■ Exercise aim:
Among the entries below, find each line with "date" and show it.

■ Source data:
%%

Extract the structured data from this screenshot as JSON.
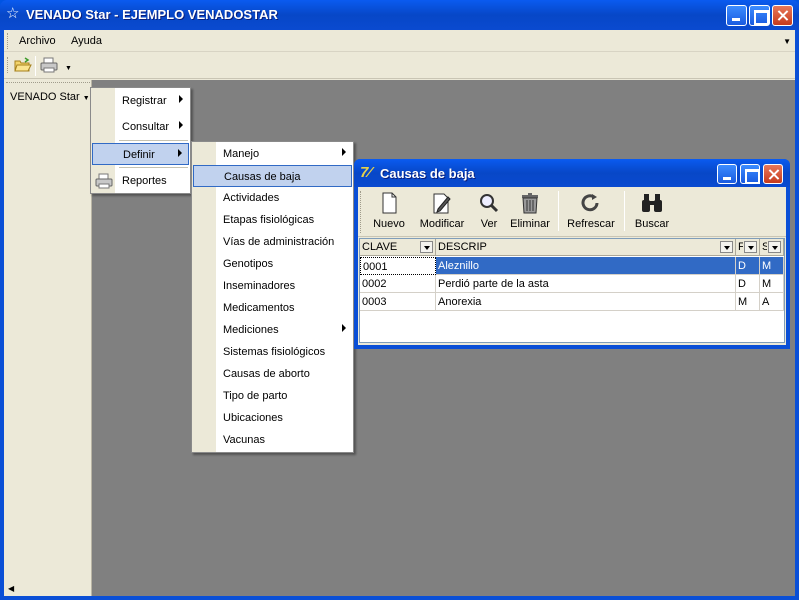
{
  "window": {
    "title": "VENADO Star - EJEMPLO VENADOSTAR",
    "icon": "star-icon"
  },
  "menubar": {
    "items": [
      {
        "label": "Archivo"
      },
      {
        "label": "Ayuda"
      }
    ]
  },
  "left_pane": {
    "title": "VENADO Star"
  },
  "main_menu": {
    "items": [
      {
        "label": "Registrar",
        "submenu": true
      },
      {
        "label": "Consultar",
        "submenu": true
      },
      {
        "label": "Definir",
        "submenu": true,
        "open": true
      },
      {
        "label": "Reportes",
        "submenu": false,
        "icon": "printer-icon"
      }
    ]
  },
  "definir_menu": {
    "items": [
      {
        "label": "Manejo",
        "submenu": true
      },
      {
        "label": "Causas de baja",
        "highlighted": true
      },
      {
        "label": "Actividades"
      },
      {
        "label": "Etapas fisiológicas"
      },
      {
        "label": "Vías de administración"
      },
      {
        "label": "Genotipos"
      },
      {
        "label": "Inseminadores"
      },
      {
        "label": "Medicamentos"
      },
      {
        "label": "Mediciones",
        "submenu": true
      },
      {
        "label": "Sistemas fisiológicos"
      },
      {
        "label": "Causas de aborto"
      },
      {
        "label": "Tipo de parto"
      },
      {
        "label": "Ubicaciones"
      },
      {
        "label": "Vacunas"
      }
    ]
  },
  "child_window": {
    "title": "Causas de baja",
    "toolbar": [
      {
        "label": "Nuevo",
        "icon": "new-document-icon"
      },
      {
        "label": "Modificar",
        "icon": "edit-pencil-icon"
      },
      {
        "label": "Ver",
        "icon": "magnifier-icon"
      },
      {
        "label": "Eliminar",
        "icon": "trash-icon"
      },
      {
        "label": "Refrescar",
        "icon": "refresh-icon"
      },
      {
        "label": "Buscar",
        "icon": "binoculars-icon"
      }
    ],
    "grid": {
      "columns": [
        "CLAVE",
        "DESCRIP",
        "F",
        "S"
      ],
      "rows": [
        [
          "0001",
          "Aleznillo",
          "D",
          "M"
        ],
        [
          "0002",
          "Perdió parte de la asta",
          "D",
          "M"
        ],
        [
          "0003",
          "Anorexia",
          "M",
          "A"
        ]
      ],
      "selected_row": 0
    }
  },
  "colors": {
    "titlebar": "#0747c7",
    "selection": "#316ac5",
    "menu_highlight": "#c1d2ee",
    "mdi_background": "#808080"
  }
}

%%
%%

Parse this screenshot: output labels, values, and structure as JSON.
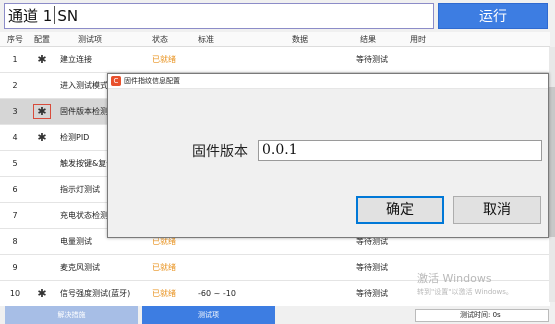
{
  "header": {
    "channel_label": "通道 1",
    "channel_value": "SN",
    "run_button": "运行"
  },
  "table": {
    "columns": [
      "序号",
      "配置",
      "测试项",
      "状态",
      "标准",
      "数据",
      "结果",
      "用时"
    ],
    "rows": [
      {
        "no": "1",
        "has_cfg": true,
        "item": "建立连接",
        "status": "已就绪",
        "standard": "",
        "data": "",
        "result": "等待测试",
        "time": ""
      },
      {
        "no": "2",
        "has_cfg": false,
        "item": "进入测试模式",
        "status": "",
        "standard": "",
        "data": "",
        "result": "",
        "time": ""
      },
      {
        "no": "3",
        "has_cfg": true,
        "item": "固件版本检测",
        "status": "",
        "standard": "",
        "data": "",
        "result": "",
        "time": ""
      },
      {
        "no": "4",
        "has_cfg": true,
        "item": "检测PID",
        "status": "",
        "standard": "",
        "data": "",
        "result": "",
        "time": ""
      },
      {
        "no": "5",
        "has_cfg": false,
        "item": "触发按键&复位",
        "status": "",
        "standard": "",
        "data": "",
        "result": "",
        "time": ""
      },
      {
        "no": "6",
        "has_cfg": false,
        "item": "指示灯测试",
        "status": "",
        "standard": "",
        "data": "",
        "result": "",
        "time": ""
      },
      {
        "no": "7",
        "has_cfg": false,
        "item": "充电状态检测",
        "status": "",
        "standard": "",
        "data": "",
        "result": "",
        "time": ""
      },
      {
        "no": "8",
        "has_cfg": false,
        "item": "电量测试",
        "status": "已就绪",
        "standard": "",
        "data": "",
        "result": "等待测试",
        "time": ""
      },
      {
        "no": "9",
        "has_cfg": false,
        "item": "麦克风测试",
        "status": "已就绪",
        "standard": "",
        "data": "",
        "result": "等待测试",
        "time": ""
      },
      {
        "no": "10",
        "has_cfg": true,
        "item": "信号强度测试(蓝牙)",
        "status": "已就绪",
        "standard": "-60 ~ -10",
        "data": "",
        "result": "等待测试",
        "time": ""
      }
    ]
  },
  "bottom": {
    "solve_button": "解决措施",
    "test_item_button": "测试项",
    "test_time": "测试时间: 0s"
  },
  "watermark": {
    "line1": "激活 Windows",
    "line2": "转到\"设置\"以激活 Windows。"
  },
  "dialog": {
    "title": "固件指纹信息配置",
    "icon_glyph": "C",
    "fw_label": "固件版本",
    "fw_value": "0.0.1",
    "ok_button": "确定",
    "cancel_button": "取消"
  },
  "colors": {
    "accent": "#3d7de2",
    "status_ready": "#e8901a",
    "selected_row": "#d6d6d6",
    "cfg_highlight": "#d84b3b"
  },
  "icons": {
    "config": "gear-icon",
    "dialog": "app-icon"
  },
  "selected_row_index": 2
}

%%
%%

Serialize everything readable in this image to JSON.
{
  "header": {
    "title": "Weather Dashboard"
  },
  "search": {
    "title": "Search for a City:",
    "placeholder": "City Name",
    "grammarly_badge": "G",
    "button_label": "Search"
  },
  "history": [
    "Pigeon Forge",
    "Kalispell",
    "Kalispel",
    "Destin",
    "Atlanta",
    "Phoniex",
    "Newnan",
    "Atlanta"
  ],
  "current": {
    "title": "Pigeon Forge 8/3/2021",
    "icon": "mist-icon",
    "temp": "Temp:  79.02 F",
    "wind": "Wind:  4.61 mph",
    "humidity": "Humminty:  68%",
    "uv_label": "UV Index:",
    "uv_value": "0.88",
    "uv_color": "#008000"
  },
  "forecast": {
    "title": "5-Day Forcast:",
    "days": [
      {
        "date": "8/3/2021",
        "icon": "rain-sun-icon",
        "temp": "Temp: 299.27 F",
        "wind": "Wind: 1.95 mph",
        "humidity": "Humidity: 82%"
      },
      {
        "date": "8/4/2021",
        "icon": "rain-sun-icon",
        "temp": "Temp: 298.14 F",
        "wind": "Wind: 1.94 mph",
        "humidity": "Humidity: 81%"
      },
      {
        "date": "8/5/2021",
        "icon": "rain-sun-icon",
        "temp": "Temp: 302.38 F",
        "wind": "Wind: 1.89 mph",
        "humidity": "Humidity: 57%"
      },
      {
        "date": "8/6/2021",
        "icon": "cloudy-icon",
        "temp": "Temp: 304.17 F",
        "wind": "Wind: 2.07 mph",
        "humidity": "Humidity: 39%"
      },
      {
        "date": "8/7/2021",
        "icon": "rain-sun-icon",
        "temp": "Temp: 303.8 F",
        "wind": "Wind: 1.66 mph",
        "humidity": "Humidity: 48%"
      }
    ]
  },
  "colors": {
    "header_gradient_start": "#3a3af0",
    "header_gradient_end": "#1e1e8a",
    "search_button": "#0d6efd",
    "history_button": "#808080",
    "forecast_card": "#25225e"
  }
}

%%

■ Result of the exercise:
        "date": "8/3/2021",
        "date": "8/4/2021",
        "date": "8/5/2021",
        "date": "8/6/2021",
        "date": "8/7/2021",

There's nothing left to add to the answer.